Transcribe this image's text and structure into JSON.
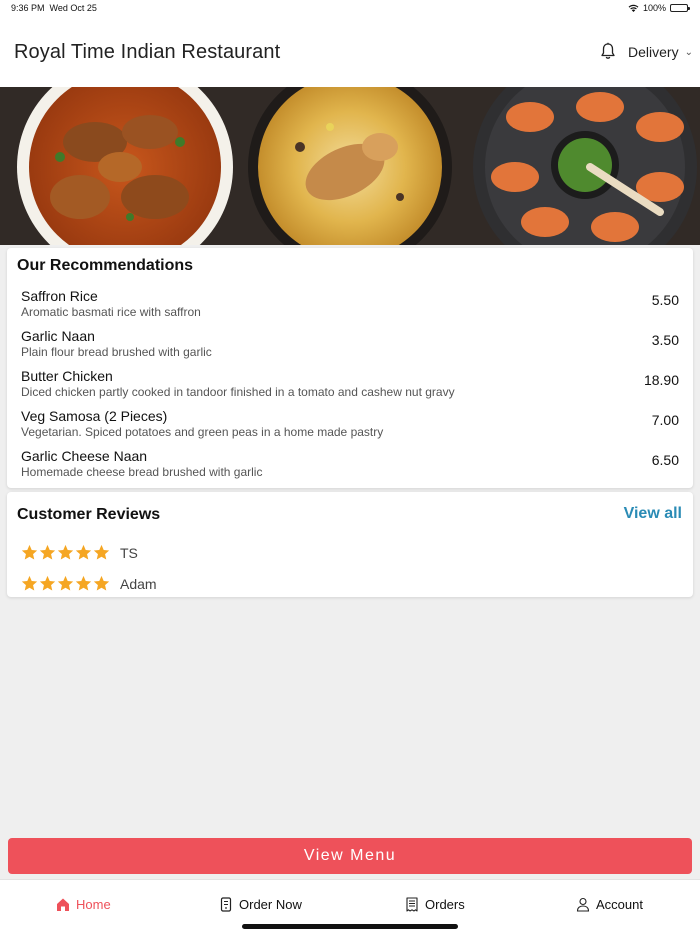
{
  "status_bar": {
    "time": "9:36 PM",
    "date": "Wed Oct 25",
    "battery": "100%",
    "battery_level": 1.0,
    "icons": [
      "wifi-icon",
      "battery-icon"
    ]
  },
  "header": {
    "title": "Royal Time Indian Restaurant",
    "notification_icon": "bell-icon",
    "delivery_label": "Delivery",
    "delivery_icon": "chevron-down-icon"
  },
  "recommendations": {
    "title": "Our Recommendations",
    "items": [
      {
        "name": "Saffron Rice",
        "description": "Aromatic basmati rice with saffron",
        "price": "5.50"
      },
      {
        "name": "Garlic Naan",
        "description": "Plain flour bread brushed with garlic",
        "price": "3.50"
      },
      {
        "name": "Butter Chicken",
        "description": "Diced chicken partly cooked in tandoor finished in a tomato and cashew nut gravy",
        "price": "18.90"
      },
      {
        "name": "Veg Samosa (2 Pieces)",
        "description": "Vegetarian. Spiced potatoes and green peas in a home made pastry",
        "price": "7.00"
      },
      {
        "name": "Garlic Cheese Naan",
        "description": "Homemade cheese bread brushed with garlic",
        "price": "6.50"
      }
    ]
  },
  "reviews": {
    "title": "Customer Reviews",
    "view_all_label": "View all",
    "items": [
      {
        "name": "TS",
        "rating": 5
      },
      {
        "name": "Adam",
        "rating": 5
      }
    ],
    "star_color": "#f5a623"
  },
  "view_menu_label": "View Menu",
  "nav": {
    "items": [
      {
        "label": "Home",
        "icon": "home-icon",
        "active": true
      },
      {
        "label": "Order Now",
        "icon": "order-icon",
        "active": false
      },
      {
        "label": "Orders",
        "icon": "receipt-icon",
        "active": false
      },
      {
        "label": "Account",
        "icon": "user-icon",
        "active": false
      }
    ]
  },
  "colors": {
    "accent": "#ee515a",
    "link": "#2a8bb5"
  }
}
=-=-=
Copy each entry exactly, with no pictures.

» **RESPONSE**:
Transcribe this image's text and structure into JSON.
{
  "status_bar": {
    "time": "9:36 PM",
    "date": "Wed Oct 25",
    "battery": "100%",
    "battery_level": 1.0,
    "icons": [
      "wifi-icon",
      "battery-icon"
    ]
  },
  "header": {
    "title": "Royal Time Indian Restaurant",
    "notification_icon": "bell-icon",
    "delivery_label": "Delivery",
    "delivery_icon": "chevron-down-icon"
  },
  "recommendations": {
    "title": "Our Recommendations",
    "items": [
      {
        "name": "Saffron Rice",
        "description": "Aromatic basmati rice with saffron",
        "price": "5.50"
      },
      {
        "name": "Garlic Naan",
        "description": "Plain flour bread brushed with garlic",
        "price": "3.50"
      },
      {
        "name": "Butter Chicken",
        "description": "Diced chicken partly cooked in tandoor finished in a tomato and cashew nut gravy",
        "price": "18.90"
      },
      {
        "name": "Veg Samosa (2 Pieces)",
        "description": "Vegetarian. Spiced potatoes and green peas in a home made pastry",
        "price": "7.00"
      },
      {
        "name": "Garlic Cheese Naan",
        "description": "Homemade cheese bread brushed with garlic",
        "price": "6.50"
      }
    ]
  },
  "reviews": {
    "title": "Customer Reviews",
    "view_all_label": "View all",
    "items": [
      {
        "name": "TS",
        "rating": 5
      },
      {
        "name": "Adam",
        "rating": 5
      }
    ],
    "star_color": "#f5a623"
  },
  "view_menu_label": "View Menu",
  "nav": {
    "items": [
      {
        "label": "Home",
        "icon": "home-icon",
        "active": true
      },
      {
        "label": "Order Now",
        "icon": "order-icon",
        "active": false
      },
      {
        "label": "Orders",
        "icon": "receipt-icon",
        "active": false
      },
      {
        "label": "Account",
        "icon": "user-icon",
        "active": false
      }
    ]
  },
  "colors": {
    "accent": "#ee515a",
    "link": "#2a8bb5"
  }
}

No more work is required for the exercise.